● **Task directions**
Everything in the listing below should be repeated exactly, apart from the pictures.
* * *
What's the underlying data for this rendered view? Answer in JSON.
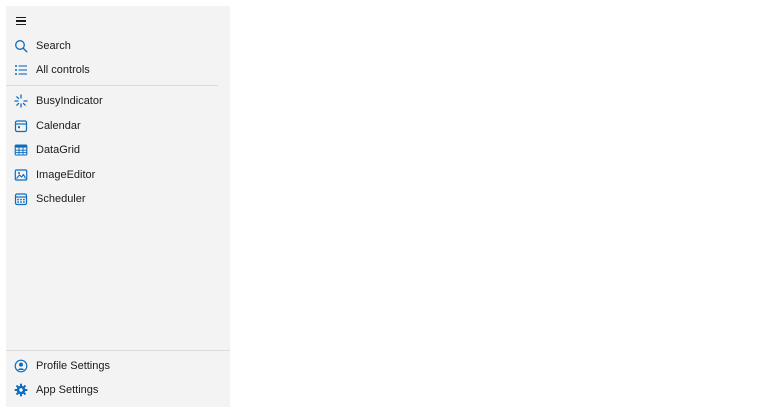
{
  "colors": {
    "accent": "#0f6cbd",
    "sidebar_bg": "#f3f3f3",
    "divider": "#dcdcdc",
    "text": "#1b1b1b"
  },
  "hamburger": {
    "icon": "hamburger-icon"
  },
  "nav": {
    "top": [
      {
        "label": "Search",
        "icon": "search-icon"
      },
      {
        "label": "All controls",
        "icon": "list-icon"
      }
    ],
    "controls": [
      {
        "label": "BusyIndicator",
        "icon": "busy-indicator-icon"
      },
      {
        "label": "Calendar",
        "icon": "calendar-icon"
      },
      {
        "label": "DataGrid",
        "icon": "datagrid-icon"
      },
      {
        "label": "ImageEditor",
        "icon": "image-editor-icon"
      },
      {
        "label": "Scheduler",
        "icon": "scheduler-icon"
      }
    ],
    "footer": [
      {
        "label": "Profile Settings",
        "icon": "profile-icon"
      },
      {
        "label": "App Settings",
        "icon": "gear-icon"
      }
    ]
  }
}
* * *
● **Response to this exercise**
What's the underlying data for this rendered view? Answer in JSON.
{
  "colors": {
    "accent": "#0f6cbd",
    "sidebar_bg": "#f3f3f3",
    "divider": "#dcdcdc",
    "text": "#1b1b1b"
  },
  "hamburger": {
    "icon": "hamburger-icon"
  },
  "nav": {
    "top": [
      {
        "label": "Search",
        "icon": "search-icon"
      },
      {
        "label": "All controls",
        "icon": "list-icon"
      }
    ],
    "controls": [
      {
        "label": "BusyIndicator",
        "icon": "busy-indicator-icon"
      },
      {
        "label": "Calendar",
        "icon": "calendar-icon"
      },
      {
        "label": "DataGrid",
        "icon": "datagrid-icon"
      },
      {
        "label": "ImageEditor",
        "icon": "image-editor-icon"
      },
      {
        "label": "Scheduler",
        "icon": "scheduler-icon"
      }
    ],
    "footer": [
      {
        "label": "Profile Settings",
        "icon": "profile-icon"
      },
      {
        "label": "App Settings",
        "icon": "gear-icon"
      }
    ]
  }
}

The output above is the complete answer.